**EXERCISE:**
Could you retype all of the data below exactly as given?

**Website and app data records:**
>>>

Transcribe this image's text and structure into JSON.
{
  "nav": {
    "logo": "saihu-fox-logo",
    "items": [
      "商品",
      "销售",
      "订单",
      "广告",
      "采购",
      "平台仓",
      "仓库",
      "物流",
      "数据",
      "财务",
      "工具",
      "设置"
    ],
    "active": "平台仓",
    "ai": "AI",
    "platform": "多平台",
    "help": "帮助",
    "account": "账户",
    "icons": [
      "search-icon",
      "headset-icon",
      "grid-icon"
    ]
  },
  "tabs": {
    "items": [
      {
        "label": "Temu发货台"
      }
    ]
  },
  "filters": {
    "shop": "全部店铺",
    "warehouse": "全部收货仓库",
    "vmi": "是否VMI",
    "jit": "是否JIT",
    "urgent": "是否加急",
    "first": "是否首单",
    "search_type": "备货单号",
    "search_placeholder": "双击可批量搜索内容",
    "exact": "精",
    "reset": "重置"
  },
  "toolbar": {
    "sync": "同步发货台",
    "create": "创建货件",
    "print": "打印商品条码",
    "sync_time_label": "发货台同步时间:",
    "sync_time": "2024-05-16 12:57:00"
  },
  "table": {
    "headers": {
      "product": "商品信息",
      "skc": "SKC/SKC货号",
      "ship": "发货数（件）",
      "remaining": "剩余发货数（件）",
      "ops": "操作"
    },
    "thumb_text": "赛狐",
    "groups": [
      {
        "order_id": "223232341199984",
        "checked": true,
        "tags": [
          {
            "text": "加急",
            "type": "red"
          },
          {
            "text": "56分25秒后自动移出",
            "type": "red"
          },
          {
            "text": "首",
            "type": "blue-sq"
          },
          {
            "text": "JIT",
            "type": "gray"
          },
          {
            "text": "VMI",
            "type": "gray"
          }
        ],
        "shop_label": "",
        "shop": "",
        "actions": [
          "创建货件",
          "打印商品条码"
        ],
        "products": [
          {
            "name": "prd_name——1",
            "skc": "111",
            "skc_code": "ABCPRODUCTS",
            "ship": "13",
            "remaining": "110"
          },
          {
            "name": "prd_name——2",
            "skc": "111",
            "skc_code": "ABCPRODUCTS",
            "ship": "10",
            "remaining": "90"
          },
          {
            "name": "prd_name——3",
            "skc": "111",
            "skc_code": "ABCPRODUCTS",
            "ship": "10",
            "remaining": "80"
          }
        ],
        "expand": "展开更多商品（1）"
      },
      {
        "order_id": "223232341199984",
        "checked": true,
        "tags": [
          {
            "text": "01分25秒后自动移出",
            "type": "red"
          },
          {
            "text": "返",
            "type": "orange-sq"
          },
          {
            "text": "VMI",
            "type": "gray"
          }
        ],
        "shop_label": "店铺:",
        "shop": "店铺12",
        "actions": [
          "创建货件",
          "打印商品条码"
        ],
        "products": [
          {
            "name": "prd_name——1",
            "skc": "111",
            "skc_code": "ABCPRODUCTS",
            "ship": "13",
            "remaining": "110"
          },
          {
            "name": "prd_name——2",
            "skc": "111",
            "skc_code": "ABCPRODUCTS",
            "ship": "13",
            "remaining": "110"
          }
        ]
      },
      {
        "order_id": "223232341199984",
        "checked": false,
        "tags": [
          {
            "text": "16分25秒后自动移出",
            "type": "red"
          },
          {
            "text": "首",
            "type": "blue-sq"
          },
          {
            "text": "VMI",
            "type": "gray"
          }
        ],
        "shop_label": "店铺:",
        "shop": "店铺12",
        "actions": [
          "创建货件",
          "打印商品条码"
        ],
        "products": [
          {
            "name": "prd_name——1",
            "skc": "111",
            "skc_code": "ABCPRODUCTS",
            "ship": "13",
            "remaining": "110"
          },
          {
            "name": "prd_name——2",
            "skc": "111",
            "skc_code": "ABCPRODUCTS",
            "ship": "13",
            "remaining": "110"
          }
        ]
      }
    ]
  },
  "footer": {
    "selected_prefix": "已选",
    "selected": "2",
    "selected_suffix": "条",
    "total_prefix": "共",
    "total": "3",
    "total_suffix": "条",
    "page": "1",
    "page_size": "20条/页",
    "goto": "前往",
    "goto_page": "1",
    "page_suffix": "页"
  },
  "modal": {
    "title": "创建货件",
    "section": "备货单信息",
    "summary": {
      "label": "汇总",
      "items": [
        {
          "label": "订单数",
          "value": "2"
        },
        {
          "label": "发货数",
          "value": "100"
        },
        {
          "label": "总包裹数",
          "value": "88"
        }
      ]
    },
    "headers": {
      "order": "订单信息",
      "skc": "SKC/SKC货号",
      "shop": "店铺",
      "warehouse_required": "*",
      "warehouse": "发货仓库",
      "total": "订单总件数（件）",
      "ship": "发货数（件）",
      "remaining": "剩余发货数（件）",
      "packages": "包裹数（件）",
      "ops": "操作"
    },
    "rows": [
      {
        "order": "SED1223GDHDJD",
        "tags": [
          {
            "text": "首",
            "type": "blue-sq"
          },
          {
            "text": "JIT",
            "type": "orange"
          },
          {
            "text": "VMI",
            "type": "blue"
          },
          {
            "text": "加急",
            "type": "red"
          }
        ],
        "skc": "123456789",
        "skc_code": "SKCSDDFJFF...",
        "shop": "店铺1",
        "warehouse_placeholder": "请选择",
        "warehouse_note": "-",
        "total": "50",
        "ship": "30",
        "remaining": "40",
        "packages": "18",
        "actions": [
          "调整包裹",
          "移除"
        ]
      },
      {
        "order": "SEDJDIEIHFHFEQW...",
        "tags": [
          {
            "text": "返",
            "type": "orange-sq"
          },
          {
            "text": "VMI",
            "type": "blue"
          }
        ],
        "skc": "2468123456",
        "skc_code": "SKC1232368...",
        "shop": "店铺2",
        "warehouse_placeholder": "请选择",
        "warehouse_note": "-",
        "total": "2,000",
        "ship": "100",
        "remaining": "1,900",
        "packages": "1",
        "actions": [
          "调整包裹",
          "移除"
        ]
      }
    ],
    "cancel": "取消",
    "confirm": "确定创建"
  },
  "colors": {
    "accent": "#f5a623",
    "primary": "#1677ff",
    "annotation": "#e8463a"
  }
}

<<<

**WRITTEN ANSWER:**
Transcribe this image's text and structure into JSON.
{
  "nav": {
    "logo": "saihu-fox-logo",
    "items": [
      "商品",
      "销售",
      "订单",
      "广告",
      "采购",
      "平台仓",
      "仓库",
      "物流",
      "数据",
      "财务",
      "工具",
      "设置"
    ],
    "active": "平台仓",
    "ai": "AI",
    "platform": "多平台",
    "help": "帮助",
    "account": "账户",
    "icons": [
      "search-icon",
      "headset-icon",
      "grid-icon"
    ]
  },
  "tabs": {
    "items": [
      {
        "label": "Temu发货台"
      }
    ]
  },
  "filters": {
    "shop": "全部店铺",
    "warehouse": "全部收货仓库",
    "vmi": "是否VMI",
    "jit": "是否JIT",
    "urgent": "是否加急",
    "first": "是否首单",
    "search_type": "备货单号",
    "search_placeholder": "双击可批量搜索内容",
    "exact": "精",
    "reset": "重置"
  },
  "toolbar": {
    "sync": "同步发货台",
    "create": "创建货件",
    "print": "打印商品条码",
    "sync_time_label": "发货台同步时间:",
    "sync_time": "2024-05-16 12:57:00"
  },
  "table": {
    "headers": {
      "product": "商品信息",
      "skc": "SKC/SKC货号",
      "ship": "发货数（件）",
      "remaining": "剩余发货数（件）",
      "ops": "操作"
    },
    "thumb_text": "赛狐",
    "groups": [
      {
        "order_id": "223232341199984",
        "checked": true,
        "tags": [
          {
            "text": "加急",
            "type": "red"
          },
          {
            "text": "56分25秒后自动移出",
            "type": "red"
          },
          {
            "text": "首",
            "type": "blue-sq"
          },
          {
            "text": "JIT",
            "type": "gray"
          },
          {
            "text": "VMI",
            "type": "gray"
          }
        ],
        "shop_label": "",
        "shop": "",
        "actions": [
          "创建货件",
          "打印商品条码"
        ],
        "products": [
          {
            "name": "prd_name——1",
            "skc": "111",
            "skc_code": "ABCPRODUCTS",
            "ship": "13",
            "remaining": "110"
          },
          {
            "name": "prd_name——2",
            "skc": "111",
            "skc_code": "ABCPRODUCTS",
            "ship": "10",
            "remaining": "90"
          },
          {
            "name": "prd_name——3",
            "skc": "111",
            "skc_code": "ABCPRODUCTS",
            "ship": "10",
            "remaining": "80"
          }
        ],
        "expand": "展开更多商品（1）"
      },
      {
        "order_id": "223232341199984",
        "checked": true,
        "tags": [
          {
            "text": "01分25秒后自动移出",
            "type": "red"
          },
          {
            "text": "返",
            "type": "orange-sq"
          },
          {
            "text": "VMI",
            "type": "gray"
          }
        ],
        "shop_label": "店铺:",
        "shop": "店铺12",
        "actions": [
          "创建货件",
          "打印商品条码"
        ],
        "products": [
          {
            "name": "prd_name——1",
            "skc": "111",
            "skc_code": "ABCPRODUCTS",
            "ship": "13",
            "remaining": "110"
          },
          {
            "name": "prd_name——2",
            "skc": "111",
            "skc_code": "ABCPRODUCTS",
            "ship": "13",
            "remaining": "110"
          }
        ]
      },
      {
        "order_id": "223232341199984",
        "checked": false,
        "tags": [
          {
            "text": "16分25秒后自动移出",
            "type": "red"
          },
          {
            "text": "首",
            "type": "blue-sq"
          },
          {
            "text": "VMI",
            "type": "gray"
          }
        ],
        "shop_label": "店铺:",
        "shop": "店铺12",
        "actions": [
          "创建货件",
          "打印商品条码"
        ],
        "products": [
          {
            "name": "prd_name——1",
            "skc": "111",
            "skc_code": "ABCPRODUCTS",
            "ship": "13",
            "remaining": "110"
          },
          {
            "name": "prd_name——2",
            "skc": "111",
            "skc_code": "ABCPRODUCTS",
            "ship": "13",
            "remaining": "110"
          }
        ]
      }
    ]
  },
  "footer": {
    "selected_prefix": "已选",
    "selected": "2",
    "selected_suffix": "条",
    "total_prefix": "共",
    "total": "3",
    "total_suffix": "条",
    "page": "1",
    "page_size": "20条/页",
    "goto": "前往",
    "goto_page": "1",
    "page_suffix": "页"
  },
  "modal": {
    "title": "创建货件",
    "section": "备货单信息",
    "summary": {
      "label": "汇总",
      "items": [
        {
          "label": "订单数",
          "value": "2"
        },
        {
          "label": "发货数",
          "value": "100"
        },
        {
          "label": "总包裹数",
          "value": "88"
        }
      ]
    },
    "headers": {
      "order": "订单信息",
      "skc": "SKC/SKC货号",
      "shop": "店铺",
      "warehouse_required": "*",
      "warehouse": "发货仓库",
      "total": "订单总件数（件）",
      "ship": "发货数（件）",
      "remaining": "剩余发货数（件）",
      "packages": "包裹数（件）",
      "ops": "操作"
    },
    "rows": [
      {
        "order": "SED1223GDHDJD",
        "tags": [
          {
            "text": "首",
            "type": "blue-sq"
          },
          {
            "text": "JIT",
            "type": "orange"
          },
          {
            "text": "VMI",
            "type": "blue"
          },
          {
            "text": "加急",
            "type": "red"
          }
        ],
        "skc": "123456789",
        "skc_code": "SKCSDDFJFF...",
        "shop": "店铺1",
        "warehouse_placeholder": "请选择",
        "warehouse_note": "-",
        "total": "50",
        "ship": "30",
        "remaining": "40",
        "packages": "18",
        "actions": [
          "调整包裹",
          "移除"
        ]
      },
      {
        "order": "SEDJDIEIHFHFEQW...",
        "tags": [
          {
            "text": "返",
            "type": "orange-sq"
          },
          {
            "text": "VMI",
            "type": "blue"
          }
        ],
        "skc": "2468123456",
        "skc_code": "SKC1232368...",
        "shop": "店铺2",
        "warehouse_placeholder": "请选择",
        "warehouse_note": "-",
        "total": "2,000",
        "ship": "100",
        "remaining": "1,900",
        "packages": "1",
        "actions": [
          "调整包裹",
          "移除"
        ]
      }
    ],
    "cancel": "取消",
    "confirm": "确定创建"
  },
  "colors": {
    "accent": "#f5a623",
    "primary": "#1677ff",
    "annotation": "#e8463a"
  }
}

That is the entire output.